The first is the clericalist standard: “you just don’t understand.” This was regularly employed by the Team as it sought to quell the counter-revolution. One Parishioner recalled one classic exchange:
Father W told me that no priest believes all the teachings of the Church and that the Bishop had put him in Benalla to use his discretion to do as he wished. He talked about the Christian Church. I said, “Father, I am a Catholic. I’m a Christian but I’m a Catholic first. I’m a Catholic Christian. There are hundreds of Christian Churches and every one of them has broken away from the Catholic Church. If you continue with the way you’re teaching then you are not Catholic because what you’re teaching isn’t Catholic.” And he replied, “You are ignorant of the teachings of the Church. This parish is fifteen years behind. What’s going on here will be all over this diocese in ten years. The people of this parish are ignorant. They think they know the Faith but they don’t.”
Pius X made the following observation about this Modernist ploy:
… there is little reason to wonder that [they vent all their bitterness and hatred on Catholics who zealously fight the battles of the Church. There is no species of insult which they do not heap upon them, but their usual course is to charge them with ignorance or obstinacy.
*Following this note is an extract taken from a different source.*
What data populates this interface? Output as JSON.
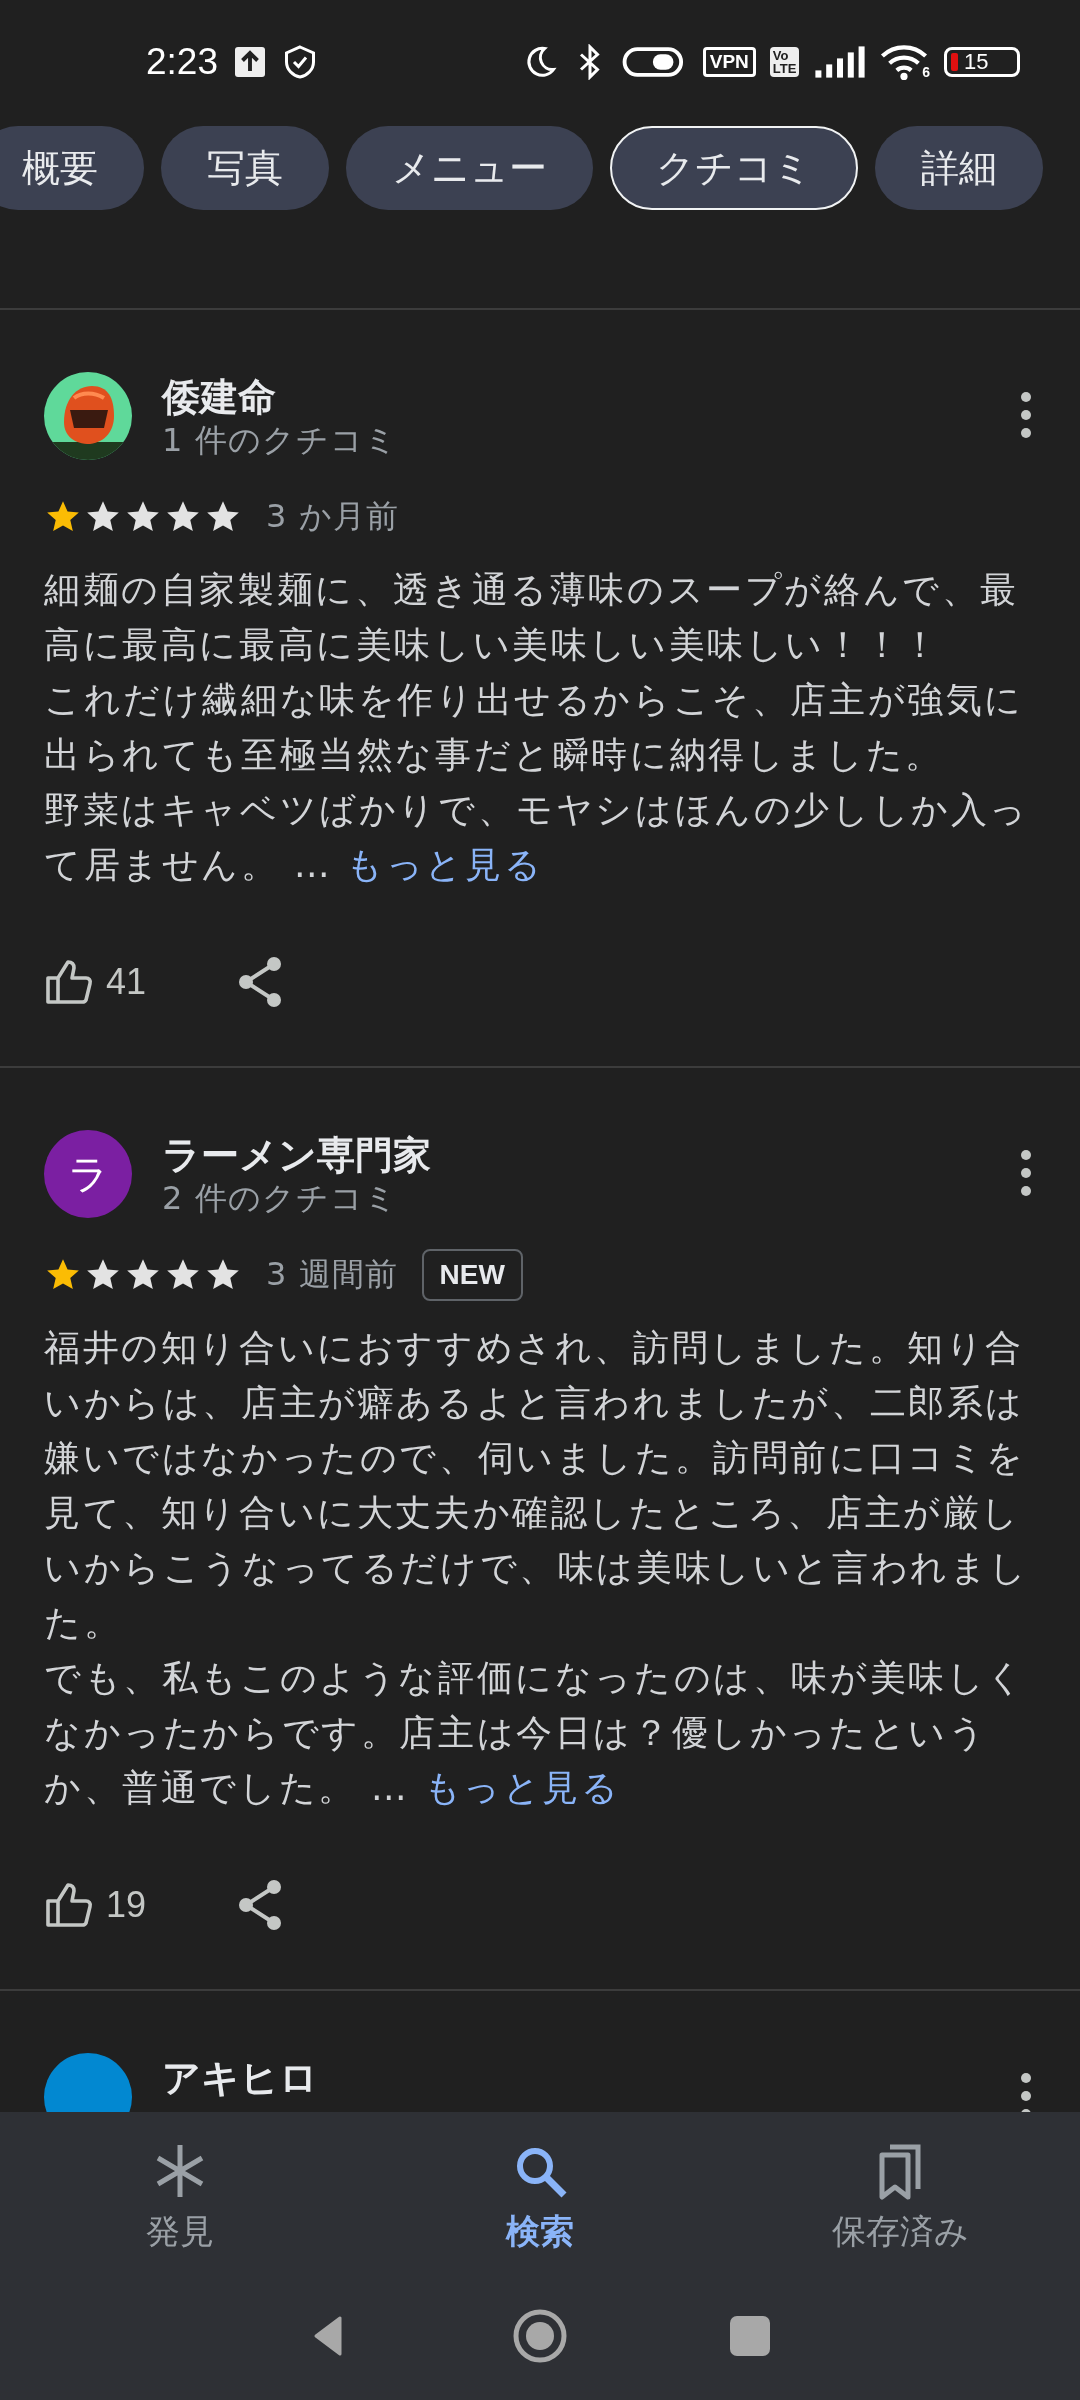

As well as these comforting words from the Holy Father, the Benalla faithful could also take heart from the fact that their gallant English ancestors had endured similar taunts about intellectual inferiority from Archbishop Cranmer and his Protestant revolutionaries. The magnificent but failed Catholic uprising of 1549 in the West country of Cornwall and Devonish, for example, drew ridicule from the government:
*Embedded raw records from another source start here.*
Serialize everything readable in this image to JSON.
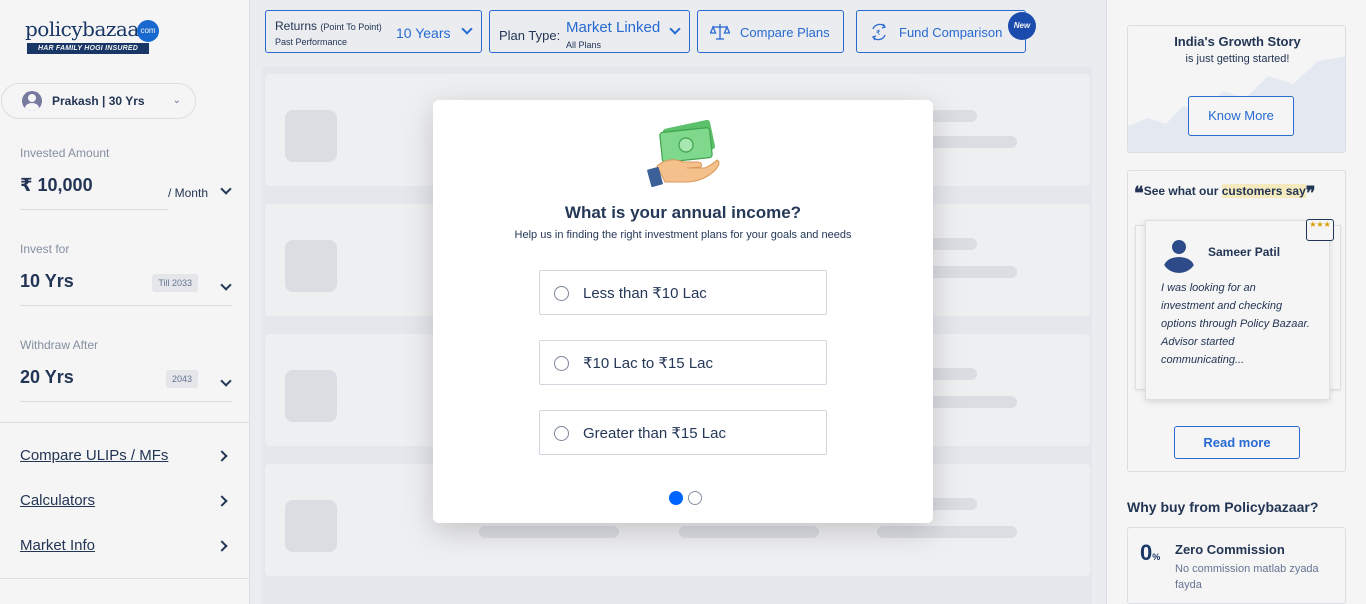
{
  "brand": {
    "logo_text": "policybazaar",
    "logo_badge": "com",
    "tagline": "HAR FAMILY HOGI INSURED"
  },
  "profile": {
    "label": "Prakash | 30 Yrs"
  },
  "invest_form": {
    "amount_label": "Invested Amount",
    "amount_value": "₹ 10,000",
    "amount_period": "/ Month",
    "invest_for_label": "Invest for",
    "invest_for_value": "10 Yrs",
    "invest_for_badge": "Till 2033",
    "withdraw_label": "Withdraw After",
    "withdraw_value": "20 Yrs",
    "withdraw_badge": "2043"
  },
  "side_links": [
    "Compare ULIPs / MFs",
    "Calculators",
    "Market Info"
  ],
  "topbar": {
    "returns_label": "Returns",
    "returns_small": "(Point To Point)",
    "returns_sub": "Past Performance",
    "returns_value": "10 Years",
    "plan_type_label": "Plan Type:",
    "plan_type_value": "Market Linked",
    "plan_type_sub": "All Plans",
    "compare_label": "Compare Plans",
    "fund_label": "Fund Comparison",
    "new_badge": "New"
  },
  "growth": {
    "title": "India's Growth Story",
    "subtitle": "is just getting started!",
    "button": "Know More"
  },
  "testimonials": {
    "open_quote": "❝",
    "heading_pre": "See what our ",
    "heading_highlight": "customers say",
    "close_quote": "❞",
    "name": "Sameer Patil",
    "stars": "★★★",
    "text": "I was looking for an investment and checking options through Policy Bazaar. Advisor started communicating...",
    "button": "Read more"
  },
  "why": {
    "title": "Why buy from Policybazaar?",
    "icon_text": "0",
    "icon_suffix": "%",
    "heading": "Zero Commission",
    "description": "No commission matlab zyada fayda"
  },
  "modal": {
    "title": "What is your annual income?",
    "subtitle": "Help us in finding the right investment plans for your goals and needs",
    "options": [
      "Less than ₹10 Lac",
      "₹10 Lac to ₹15 Lac",
      "Greater than ₹15 Lac"
    ],
    "step": 1,
    "total_steps": 2
  },
  "colors": {
    "primary": "#2a6fdb",
    "text": "#253858",
    "accent_dot": "#0065ff"
  },
  "icons": [
    "user-icon",
    "chevron-down-icon",
    "chevron-right-icon",
    "scale-icon",
    "fund-compare-icon",
    "money-hand-icon",
    "radio-icon",
    "quote-icon"
  ]
}
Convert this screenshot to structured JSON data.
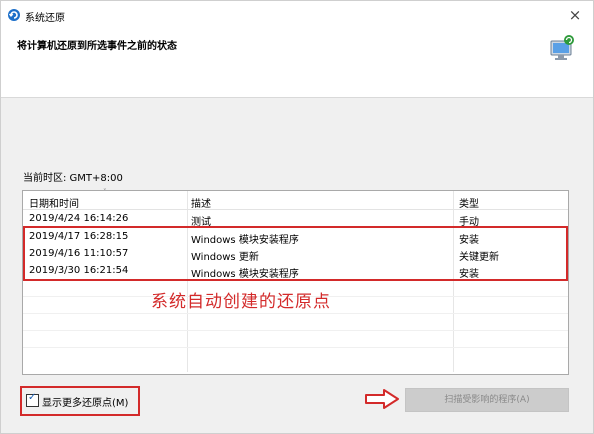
{
  "window": {
    "title": "系统还原",
    "close_glyph": "×"
  },
  "header": {
    "title": "将计算机还原到所选事件之前的状态",
    "icon": "system-restore-monitor-icon"
  },
  "timezone": {
    "label": "当前时区: GMT+8:00"
  },
  "table": {
    "columns": [
      "日期和时间",
      "描述",
      "类型"
    ],
    "sort_indicator": "˅",
    "rows": [
      {
        "datetime": "2019/4/24 16:14:26",
        "description": "测试",
        "type": "手动"
      },
      {
        "datetime": "2019/4/17 16:28:15",
        "description": "Windows 模块安装程序",
        "type": "安装"
      },
      {
        "datetime": "2019/4/16 11:10:57",
        "description": "Windows 更新",
        "type": "关键更新"
      },
      {
        "datetime": "2019/3/30 16:21:54",
        "description": "Windows 模块安装程序",
        "type": "安装"
      }
    ]
  },
  "annotation": {
    "text": "系统自动创建的还原点",
    "color": "#d32a2a"
  },
  "show_more": {
    "label": "显示更多还原点(M)",
    "checked": true
  },
  "scan_button": {
    "label": "扫描受影响的程序(A)",
    "enabled": false
  },
  "colors": {
    "highlight_red": "#d32a2a",
    "panel_bg": "#f0f0f0"
  }
}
The rebels were attacked by a propaganda campaign as well as with military forces … Nicholas Udall, a Protestant scholar … derided the rebels for their pronouncements against heresy which, he claimed, they did not understand. The changes were, he insisted, based on the “most godly council … with long study and travail of the best learned bishops and doctors of the realm.” Had the rebels had the learning or debating skill of St. Thomas More they could have pointed out that the traditional religion had the support of a numberless host of the best learned bishops and doctors, stretching back to the apostles themselves.2
The West country men, like the Benalla faithful, “were making a stand for something which deep within them they knew was right; it involved their roots and their eternal destiny.